The order appealed from is affirmed and the cause remanded for further proceedings not inconsistent with this opinion.
I dissent from the part of the decision which withdraws from the trial judge's vocabulary, in instructing a jury, the term "unavoidable accident." When the layman upon the street uses that term, he fully understands its meaning. The decision obviously leaves all people, including lawyers, free to use the term "unavoidable accident." Only the trial judge is forbidden the use of the term.

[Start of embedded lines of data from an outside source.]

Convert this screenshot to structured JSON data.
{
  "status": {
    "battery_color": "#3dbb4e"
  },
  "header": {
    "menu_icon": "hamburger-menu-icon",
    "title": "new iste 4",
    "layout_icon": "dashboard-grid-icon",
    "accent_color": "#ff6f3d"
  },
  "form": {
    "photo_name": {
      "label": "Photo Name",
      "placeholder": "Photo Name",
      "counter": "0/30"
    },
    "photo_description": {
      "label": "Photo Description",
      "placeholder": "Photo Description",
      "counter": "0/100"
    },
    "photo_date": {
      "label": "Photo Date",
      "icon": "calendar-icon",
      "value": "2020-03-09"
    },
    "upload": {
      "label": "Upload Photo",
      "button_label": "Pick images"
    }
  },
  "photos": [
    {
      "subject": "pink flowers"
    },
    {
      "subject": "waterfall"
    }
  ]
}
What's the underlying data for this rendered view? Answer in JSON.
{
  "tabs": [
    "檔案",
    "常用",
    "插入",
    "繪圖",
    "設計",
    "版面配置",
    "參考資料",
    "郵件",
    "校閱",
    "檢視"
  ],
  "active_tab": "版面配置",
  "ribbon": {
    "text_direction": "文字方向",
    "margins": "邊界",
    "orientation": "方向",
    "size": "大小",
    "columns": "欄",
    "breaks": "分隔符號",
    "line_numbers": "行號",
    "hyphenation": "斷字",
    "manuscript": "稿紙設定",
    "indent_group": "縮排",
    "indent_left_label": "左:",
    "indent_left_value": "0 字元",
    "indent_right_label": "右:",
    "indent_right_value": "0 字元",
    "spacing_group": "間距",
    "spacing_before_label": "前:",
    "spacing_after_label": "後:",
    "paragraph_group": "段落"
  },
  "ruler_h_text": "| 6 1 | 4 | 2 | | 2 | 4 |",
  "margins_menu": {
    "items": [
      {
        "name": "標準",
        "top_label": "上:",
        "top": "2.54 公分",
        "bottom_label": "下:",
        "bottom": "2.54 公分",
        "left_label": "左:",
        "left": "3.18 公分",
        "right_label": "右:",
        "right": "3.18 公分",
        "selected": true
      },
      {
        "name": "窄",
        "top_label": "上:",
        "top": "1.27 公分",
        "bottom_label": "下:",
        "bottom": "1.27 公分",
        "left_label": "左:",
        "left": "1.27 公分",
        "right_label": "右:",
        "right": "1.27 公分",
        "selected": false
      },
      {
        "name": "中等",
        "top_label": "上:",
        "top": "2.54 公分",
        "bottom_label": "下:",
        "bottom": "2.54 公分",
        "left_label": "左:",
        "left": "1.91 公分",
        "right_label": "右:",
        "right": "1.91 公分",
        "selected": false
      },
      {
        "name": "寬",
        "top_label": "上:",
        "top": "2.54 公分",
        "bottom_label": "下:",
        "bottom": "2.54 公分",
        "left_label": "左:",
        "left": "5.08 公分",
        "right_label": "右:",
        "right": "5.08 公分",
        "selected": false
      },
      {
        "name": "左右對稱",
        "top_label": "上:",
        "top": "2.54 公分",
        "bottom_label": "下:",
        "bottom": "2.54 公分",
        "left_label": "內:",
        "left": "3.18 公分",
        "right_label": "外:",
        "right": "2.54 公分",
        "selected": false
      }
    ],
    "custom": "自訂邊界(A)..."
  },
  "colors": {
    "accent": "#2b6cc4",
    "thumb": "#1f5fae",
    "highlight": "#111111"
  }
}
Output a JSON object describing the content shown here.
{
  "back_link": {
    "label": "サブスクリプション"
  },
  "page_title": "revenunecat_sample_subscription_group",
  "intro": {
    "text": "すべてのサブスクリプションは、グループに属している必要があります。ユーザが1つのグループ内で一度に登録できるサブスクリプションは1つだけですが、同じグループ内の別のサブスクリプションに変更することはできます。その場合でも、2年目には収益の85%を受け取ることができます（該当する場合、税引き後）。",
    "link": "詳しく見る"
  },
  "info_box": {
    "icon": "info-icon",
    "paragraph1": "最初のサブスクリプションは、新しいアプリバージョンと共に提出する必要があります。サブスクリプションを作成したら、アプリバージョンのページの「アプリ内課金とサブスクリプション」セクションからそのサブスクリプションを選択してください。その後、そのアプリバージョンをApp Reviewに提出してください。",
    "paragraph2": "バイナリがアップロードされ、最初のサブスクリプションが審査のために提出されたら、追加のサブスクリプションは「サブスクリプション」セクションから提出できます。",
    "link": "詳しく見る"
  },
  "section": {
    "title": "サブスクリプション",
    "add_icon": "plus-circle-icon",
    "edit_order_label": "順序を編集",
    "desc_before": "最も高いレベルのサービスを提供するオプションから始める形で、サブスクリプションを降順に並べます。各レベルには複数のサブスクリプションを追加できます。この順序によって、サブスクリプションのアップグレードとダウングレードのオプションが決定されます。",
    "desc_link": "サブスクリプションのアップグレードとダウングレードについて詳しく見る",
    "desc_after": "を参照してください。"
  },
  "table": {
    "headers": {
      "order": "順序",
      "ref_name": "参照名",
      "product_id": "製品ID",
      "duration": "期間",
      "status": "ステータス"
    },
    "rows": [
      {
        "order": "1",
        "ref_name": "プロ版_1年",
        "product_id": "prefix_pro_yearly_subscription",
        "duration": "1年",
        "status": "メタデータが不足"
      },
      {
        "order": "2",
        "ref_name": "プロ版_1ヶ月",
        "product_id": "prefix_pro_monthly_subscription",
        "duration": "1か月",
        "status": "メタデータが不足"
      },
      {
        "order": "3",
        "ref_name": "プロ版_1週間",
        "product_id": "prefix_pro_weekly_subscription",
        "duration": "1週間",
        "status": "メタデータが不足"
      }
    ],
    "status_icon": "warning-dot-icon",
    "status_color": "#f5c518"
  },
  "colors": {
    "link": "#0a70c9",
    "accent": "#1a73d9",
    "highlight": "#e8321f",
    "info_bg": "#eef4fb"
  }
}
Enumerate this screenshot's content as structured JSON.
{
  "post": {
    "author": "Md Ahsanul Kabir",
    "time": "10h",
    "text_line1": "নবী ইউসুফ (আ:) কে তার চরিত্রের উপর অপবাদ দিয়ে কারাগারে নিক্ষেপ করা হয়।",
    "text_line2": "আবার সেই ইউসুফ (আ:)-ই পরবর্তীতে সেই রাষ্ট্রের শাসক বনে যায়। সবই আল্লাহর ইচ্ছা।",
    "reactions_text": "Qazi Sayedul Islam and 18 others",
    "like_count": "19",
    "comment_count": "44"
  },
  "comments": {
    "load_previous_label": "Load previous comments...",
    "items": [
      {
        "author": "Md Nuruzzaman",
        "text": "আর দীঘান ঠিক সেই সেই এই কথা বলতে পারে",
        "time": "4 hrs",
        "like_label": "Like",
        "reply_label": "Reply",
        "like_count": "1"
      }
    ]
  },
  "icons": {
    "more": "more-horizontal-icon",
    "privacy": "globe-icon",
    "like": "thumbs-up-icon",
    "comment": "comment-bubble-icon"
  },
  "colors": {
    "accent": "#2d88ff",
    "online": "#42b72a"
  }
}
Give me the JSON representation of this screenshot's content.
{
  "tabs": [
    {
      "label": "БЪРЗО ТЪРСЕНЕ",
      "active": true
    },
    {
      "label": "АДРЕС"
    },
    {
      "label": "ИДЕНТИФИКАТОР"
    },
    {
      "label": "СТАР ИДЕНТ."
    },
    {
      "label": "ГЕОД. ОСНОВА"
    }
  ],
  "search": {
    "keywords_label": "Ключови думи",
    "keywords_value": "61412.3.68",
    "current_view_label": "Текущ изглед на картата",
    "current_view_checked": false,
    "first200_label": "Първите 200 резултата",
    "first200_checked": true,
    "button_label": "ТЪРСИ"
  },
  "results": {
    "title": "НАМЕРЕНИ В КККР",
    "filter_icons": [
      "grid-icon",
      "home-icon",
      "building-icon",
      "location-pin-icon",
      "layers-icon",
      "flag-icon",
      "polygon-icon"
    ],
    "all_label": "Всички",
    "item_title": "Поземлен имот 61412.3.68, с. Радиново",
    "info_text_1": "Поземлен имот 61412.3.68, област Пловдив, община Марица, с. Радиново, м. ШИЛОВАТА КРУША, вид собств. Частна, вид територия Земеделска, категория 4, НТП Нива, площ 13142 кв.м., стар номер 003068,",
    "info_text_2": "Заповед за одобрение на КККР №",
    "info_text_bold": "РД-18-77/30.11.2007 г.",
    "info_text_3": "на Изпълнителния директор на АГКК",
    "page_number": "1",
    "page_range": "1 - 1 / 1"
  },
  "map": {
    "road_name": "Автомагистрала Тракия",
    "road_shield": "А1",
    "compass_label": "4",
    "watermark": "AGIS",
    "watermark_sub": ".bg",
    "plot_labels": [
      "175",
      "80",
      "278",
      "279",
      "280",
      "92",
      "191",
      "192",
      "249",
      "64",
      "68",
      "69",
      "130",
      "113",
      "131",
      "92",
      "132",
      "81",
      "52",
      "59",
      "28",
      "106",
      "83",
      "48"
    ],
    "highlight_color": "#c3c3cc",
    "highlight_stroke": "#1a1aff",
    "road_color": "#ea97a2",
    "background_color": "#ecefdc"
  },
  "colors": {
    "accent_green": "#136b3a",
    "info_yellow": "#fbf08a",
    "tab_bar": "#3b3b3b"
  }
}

Of all work which the legal profession performs, instructing the jury is very likely the poorest that we turn out. Denying the trial judge the right to use the words "unavoidable accident" will not improve the instructions. The majority suggests no term of equal clarity for the trial judge to use in lieu of "unavoidable accident." In fact, they suggest that when the trial judge has told the jury that the plaintiff is not entitled to a verdict unless he establishes negligence, he need say nothing more. But the trial judge is in a far better position than we are to know whether he should say something more. If some trial judge in the future momentarily forgets the holding of the majority in this case and uses the term "unavoidable accident," a basis for appeal will be created or an additional assignment of error will find its way into the appellant's brief.
Apparently, the basis of the majority's opinion is that the term "unavoidable accident" is a bias expression, that is, it inclines the minds of the jurors one way or the other. If we are now going to begin to limit the language of the instructions, someone will undoubtedly next tackle the term "an act of God." "Unavoidable accident" and "an act of God" frequently have the same meaning. When we have left to the trial judge nothing but insipid words, the instructions will be of that character. Or, if the trial judge can use nothing but legalistic terms, the instructions will mean even less to the jury than they now do.
The term "unavoidable accident" is one which every juror understands. Terms of that kind rather than words selected from the law dictionaries should be employed in the instructions. The jury must catch "on the fly" the meaning of the instructions. It will grasp their significance much more readily if terms such as "unavoidable accident" are employed than if the trial judge speaks of accidents in which neither party was guilty of negligence.
Although I dissent from the foregoing part of the decision, I concur in all other parts, including the result.